Exercise requirements
How many lines of the material below contain the string "glyph"? Answer with the number and nothing else.

Task inputs
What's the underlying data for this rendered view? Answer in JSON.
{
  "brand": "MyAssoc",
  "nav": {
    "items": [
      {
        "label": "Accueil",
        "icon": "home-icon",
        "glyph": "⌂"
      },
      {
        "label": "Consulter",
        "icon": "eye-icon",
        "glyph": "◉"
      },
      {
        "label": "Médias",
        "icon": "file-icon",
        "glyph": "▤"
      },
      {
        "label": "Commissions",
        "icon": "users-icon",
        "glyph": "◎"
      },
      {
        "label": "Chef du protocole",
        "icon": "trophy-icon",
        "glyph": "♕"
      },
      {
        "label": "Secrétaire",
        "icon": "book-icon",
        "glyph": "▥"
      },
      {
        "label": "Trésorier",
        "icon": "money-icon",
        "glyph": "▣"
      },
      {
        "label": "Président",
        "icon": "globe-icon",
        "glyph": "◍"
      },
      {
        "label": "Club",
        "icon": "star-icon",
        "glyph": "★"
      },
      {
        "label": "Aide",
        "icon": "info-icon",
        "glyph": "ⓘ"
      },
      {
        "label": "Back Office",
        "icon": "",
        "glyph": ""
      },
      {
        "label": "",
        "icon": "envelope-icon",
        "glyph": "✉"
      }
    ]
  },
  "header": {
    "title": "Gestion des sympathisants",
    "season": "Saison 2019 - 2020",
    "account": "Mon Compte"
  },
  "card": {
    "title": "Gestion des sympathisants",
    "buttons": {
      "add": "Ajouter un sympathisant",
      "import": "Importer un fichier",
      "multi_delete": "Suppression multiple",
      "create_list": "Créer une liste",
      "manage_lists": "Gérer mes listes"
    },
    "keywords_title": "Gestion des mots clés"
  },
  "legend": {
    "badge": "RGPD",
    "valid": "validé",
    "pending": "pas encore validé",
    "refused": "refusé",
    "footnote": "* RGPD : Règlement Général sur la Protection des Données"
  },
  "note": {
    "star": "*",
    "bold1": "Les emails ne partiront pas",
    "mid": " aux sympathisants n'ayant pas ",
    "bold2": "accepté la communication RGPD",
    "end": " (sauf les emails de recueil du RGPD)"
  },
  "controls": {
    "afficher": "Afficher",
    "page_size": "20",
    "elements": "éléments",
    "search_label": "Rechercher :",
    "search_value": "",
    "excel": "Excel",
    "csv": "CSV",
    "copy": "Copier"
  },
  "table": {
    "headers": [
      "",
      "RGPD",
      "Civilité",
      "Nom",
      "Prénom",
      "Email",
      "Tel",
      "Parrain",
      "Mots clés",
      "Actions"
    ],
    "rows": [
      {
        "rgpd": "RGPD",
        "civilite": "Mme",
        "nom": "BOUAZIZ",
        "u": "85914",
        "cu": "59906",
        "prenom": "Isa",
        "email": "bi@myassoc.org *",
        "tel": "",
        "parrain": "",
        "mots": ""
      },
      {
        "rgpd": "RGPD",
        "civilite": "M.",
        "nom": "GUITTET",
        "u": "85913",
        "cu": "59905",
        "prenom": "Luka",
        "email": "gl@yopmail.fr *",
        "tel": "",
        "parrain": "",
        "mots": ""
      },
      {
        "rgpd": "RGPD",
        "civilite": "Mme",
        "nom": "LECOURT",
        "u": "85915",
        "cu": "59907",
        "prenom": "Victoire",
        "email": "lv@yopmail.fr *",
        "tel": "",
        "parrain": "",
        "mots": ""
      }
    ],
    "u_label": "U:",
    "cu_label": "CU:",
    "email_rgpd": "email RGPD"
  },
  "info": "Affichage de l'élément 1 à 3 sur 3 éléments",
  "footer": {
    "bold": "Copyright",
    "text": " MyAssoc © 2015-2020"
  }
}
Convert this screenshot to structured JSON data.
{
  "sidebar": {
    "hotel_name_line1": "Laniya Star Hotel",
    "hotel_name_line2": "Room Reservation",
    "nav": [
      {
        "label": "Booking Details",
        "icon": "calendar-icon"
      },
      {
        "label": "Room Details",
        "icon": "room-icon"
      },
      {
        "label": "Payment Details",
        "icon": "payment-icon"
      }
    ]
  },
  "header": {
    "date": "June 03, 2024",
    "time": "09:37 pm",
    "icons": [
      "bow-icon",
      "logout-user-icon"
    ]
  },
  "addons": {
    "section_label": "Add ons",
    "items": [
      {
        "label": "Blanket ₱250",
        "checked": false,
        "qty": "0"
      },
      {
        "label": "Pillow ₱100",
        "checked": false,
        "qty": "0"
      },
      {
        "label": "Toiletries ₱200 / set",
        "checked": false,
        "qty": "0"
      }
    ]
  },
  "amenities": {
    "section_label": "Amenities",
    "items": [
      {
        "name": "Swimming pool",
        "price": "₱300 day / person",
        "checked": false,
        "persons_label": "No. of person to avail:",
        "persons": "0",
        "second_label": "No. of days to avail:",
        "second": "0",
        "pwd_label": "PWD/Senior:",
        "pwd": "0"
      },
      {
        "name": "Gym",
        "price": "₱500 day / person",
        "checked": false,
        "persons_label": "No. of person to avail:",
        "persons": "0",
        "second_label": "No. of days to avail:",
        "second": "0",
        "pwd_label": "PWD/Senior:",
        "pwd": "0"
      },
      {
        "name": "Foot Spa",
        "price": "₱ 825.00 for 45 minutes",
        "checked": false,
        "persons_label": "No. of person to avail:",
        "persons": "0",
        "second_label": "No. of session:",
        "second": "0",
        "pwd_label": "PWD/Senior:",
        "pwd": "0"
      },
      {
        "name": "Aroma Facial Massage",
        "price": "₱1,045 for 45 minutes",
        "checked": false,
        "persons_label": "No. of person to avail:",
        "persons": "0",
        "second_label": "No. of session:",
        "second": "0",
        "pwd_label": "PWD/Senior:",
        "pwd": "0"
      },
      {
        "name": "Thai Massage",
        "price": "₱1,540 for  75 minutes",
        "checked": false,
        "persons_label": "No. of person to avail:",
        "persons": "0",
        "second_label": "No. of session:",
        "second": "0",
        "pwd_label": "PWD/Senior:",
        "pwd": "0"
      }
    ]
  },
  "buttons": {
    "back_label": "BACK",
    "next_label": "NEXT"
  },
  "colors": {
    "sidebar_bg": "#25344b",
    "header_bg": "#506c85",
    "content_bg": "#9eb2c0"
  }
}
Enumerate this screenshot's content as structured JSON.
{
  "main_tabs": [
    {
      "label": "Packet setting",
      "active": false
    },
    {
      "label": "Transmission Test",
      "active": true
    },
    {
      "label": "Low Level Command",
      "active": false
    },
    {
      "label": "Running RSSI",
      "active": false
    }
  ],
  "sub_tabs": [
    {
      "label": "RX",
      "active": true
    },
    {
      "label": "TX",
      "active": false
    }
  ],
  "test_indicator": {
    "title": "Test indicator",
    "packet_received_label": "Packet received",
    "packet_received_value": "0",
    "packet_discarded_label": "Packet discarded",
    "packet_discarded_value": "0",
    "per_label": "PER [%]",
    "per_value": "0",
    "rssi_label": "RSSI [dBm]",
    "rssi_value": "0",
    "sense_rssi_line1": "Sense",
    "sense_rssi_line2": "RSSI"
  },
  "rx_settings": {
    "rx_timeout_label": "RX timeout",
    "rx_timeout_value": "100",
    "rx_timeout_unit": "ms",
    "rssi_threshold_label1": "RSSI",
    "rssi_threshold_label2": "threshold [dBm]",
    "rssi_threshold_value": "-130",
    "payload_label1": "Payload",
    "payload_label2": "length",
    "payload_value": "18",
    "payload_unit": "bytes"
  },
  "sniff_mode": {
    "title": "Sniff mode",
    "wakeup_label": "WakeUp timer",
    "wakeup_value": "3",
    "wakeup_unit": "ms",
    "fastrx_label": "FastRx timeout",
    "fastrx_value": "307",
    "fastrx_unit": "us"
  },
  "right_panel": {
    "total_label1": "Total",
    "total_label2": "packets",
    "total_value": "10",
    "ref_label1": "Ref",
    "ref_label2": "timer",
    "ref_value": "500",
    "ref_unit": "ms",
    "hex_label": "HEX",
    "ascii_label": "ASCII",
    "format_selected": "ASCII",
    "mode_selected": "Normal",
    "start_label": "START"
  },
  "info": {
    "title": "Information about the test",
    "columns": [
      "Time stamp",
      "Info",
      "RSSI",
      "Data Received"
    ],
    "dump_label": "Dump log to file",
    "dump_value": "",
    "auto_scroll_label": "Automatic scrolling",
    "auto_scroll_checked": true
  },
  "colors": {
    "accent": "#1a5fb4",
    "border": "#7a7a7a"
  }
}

Answer to this problem
12